We find it both rewarding and amusing that the city got religion on this issue. The case in point is that LED offers a significant energy savings over fluorescent or HID lamp systems for continuously-lit systems. LED is challenged in areas where the lighting is activated by occupancy or where it’s not in continuous service. Our experience has shown that you may realize up to a 40% reduction in input watts for an LED system over your standard T8 fixture, at the identical lumen output. For incandescent fixtures, this wattage reduction could be as large as 90%.
So what about price? We attribute the current price point for LED OEM systems to be a cost-recovery exercise by the fixture manufacturers. LEDs are widely used in a host of industries, where the LED themselves are a commodity item, even for the high-end diodes. We have also see LED lighting systems be gamed by distributors, manufacturing reps and the manufacturers themselves in quotes and fixture orders with the purpose of packaging to a certain manufacturer. The key here is to get the line item costs for your fixtures.

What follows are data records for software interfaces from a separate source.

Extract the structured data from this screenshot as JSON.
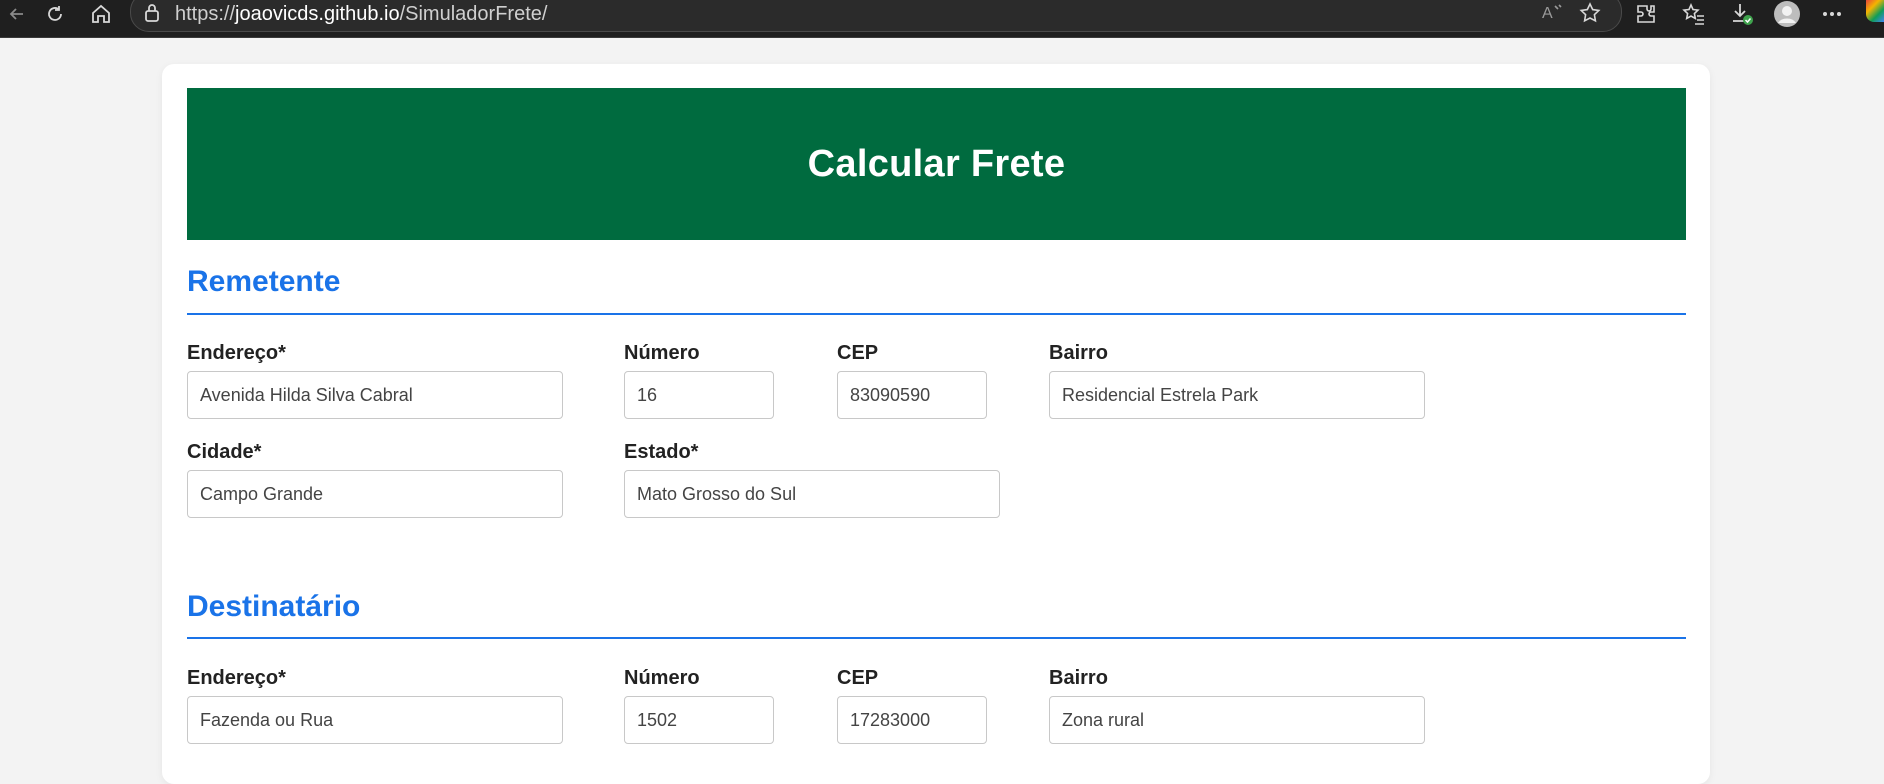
{
  "browser": {
    "url_scheme": "https://",
    "url_host": "joaovicds.github.io",
    "url_path": "/SimuladorFrete/",
    "toolbar_icons": [
      "back-icon",
      "reload-icon",
      "home-icon",
      "lock-icon",
      "read-aloud-icon",
      "favorite-star-icon",
      "extensions-icon",
      "favorites-icon",
      "downloads-icon",
      "profile-avatar-icon",
      "more-options-icon"
    ]
  },
  "banner": {
    "title": "Calcular Frete",
    "color": "#006b3f"
  },
  "accent_color": "#1a73e8",
  "sender": {
    "title": "Remetente",
    "endereco_label": "Endereço*",
    "endereco_value": "Avenida Hilda Silva Cabral",
    "numero_label": "Número",
    "numero_value": "16",
    "cep_label": "CEP",
    "cep_value": "83090590",
    "bairro_label": "Bairro",
    "bairro_value": "Residencial Estrela Park",
    "cidade_label": "Cidade*",
    "cidade_value": "Campo Grande",
    "estado_label": "Estado*",
    "estado_value": "Mato Grosso do Sul"
  },
  "recipient": {
    "title": "Destinatário",
    "endereco_label": "Endereço*",
    "endereco_value": "Fazenda ou Rua",
    "numero_label": "Número",
    "numero_value": "1502",
    "cep_label": "CEP",
    "cep_value": "17283000",
    "bairro_label": "Bairro",
    "bairro_value": "Zona rural"
  }
}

What are the drawbacks for LEDs? First, standard fluorescent and incandescent dimmers don’t work well or at all with LEDs. Second, the color rendition is a bit on the cooler side and into the blue spectrum from pure white light. That being said, LED color indexing is being rendered closer to daylight and now offers a few more color options, approaching the offerings we see for the fluorescent lamping in today’s market.

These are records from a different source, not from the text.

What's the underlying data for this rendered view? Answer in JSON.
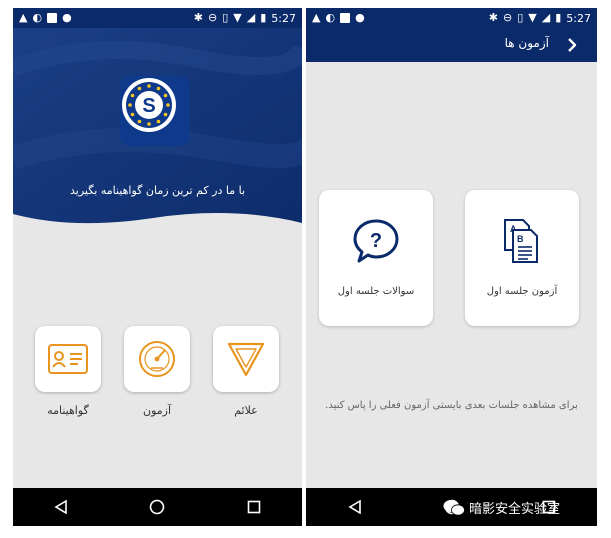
{
  "status_bar": {
    "time": "5:27"
  },
  "colors": {
    "primary": "#0b2a6a",
    "accent": "#e8941e",
    "background": "#e7e7e7"
  },
  "home": {
    "tagline": "با ما در کم ترین زمان گواهینامه بگیرید",
    "logo_letter": "S",
    "tiles": [
      {
        "label": "گواهینامه",
        "icon": "license-card-icon"
      },
      {
        "label": "آزمون",
        "icon": "speedometer-icon"
      },
      {
        "label": "علائم",
        "icon": "yield-sign-icon"
      }
    ]
  },
  "exams": {
    "title": "آزمون ها",
    "cards": [
      {
        "label": "سوالات جلسه اول",
        "icon": "question-bubble-icon"
      },
      {
        "label": "آزمون جلسه اول",
        "icon": "documents-icon"
      }
    ],
    "hint": "برای مشاهده جلسات بعدی بایستی آزمون فعلی را پاس کنید."
  },
  "watermark": "暗影安全实验室"
}
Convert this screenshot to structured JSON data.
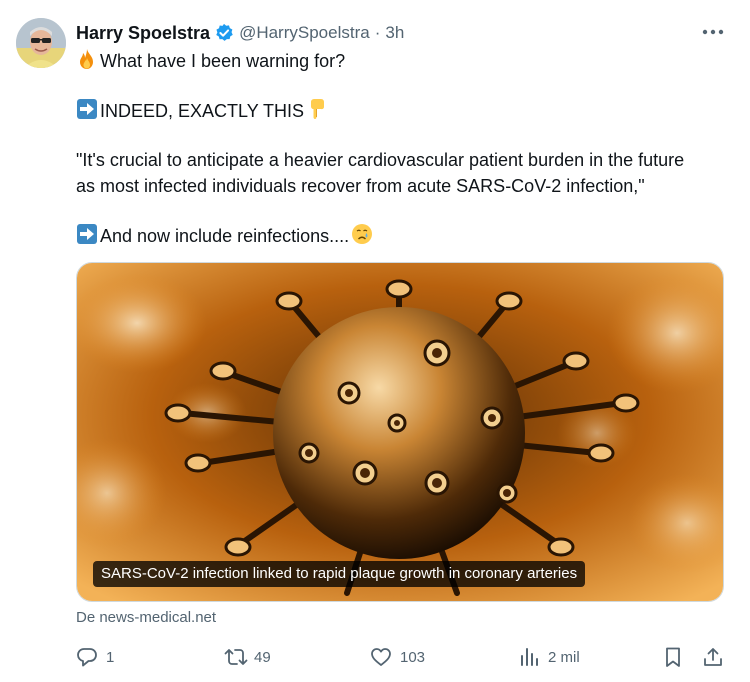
{
  "author": {
    "name": "Harry Spoelstra",
    "handle": "@HarrySpoelstra",
    "separator": "·",
    "time": "3h"
  },
  "tweet": {
    "line1": "What have I been warning for?",
    "line2": "INDEED, EXACTLY THIS",
    "line3": "\"It's crucial to anticipate a heavier cardiovascular patient burden in the future",
    "line4": "as most infected individuals recover from acute SARS-CoV-2 infection,\"",
    "line5": "And now include reinfections...."
  },
  "card": {
    "caption": "SARS-CoV-2 infection linked to rapid plaque growth in coronary arteries",
    "source": "De news-medical.net"
  },
  "actions": {
    "replies": "1",
    "retweets": "49",
    "likes": "103",
    "views": "2 mil"
  },
  "icons": {
    "verified": "verified-badge-icon",
    "fire": "fire-emoji",
    "arrow": "right-arrow-emoji",
    "pointing": "backhand-index-pointing-down-emoji",
    "crying": "crying-face-emoji"
  },
  "colors": {
    "text": "#0f1419",
    "secondary": "#536471",
    "verified": "#1d9bf0",
    "arrow_box": "#3b88c3",
    "virus_orange": "#e88a1a"
  }
}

What’s the proof in the pudding? About six months ago, my brother-in-law and sister-in-law gave me a call. My sister-in-law operates a thriving college counseling practice out of their home in Silicon Valley. As a result, the public area lighting in their house is on about 12-14 hours per day. The lamping package was exclusively PAR- and MR- type lamps, 42 in total. They have also experienced significant lamp mortality, especially on the MRs, due to both overall hours on the lamp as well as the per-day run time, which well exceeds 10 hours per day.
After a $1,050 lamp retrofit and a single new LED-appropriate dimmer, the utility bill was cut by one-third, or about $300/month, resulting in a three-month payback on the initial $1,000 lamp investment. The CR on the MR and PAR retrofit LED lamps are identical, so now we have identical color throughout the spaces. The only rub was a single dimmer that had to be replaced in the dining room.
Five months later, my brother-in-law has not replaced a single MR-type LED lamp yet. We did splurge and choose the 25,000 hour life lamps, a four-fold improvement over the published MR-16 lifespan systems they replaced. When looking at the MR lamp mortality, we never realized a great than 4,000 hour run time on those lamps, so the lifespan increase further reinforces the life cycle payback.
And my brother-in-law is thrilled to NOT be up on a ladder twice a month to change lamps.
Tags: LED Lighting
, LED lighting; LED payback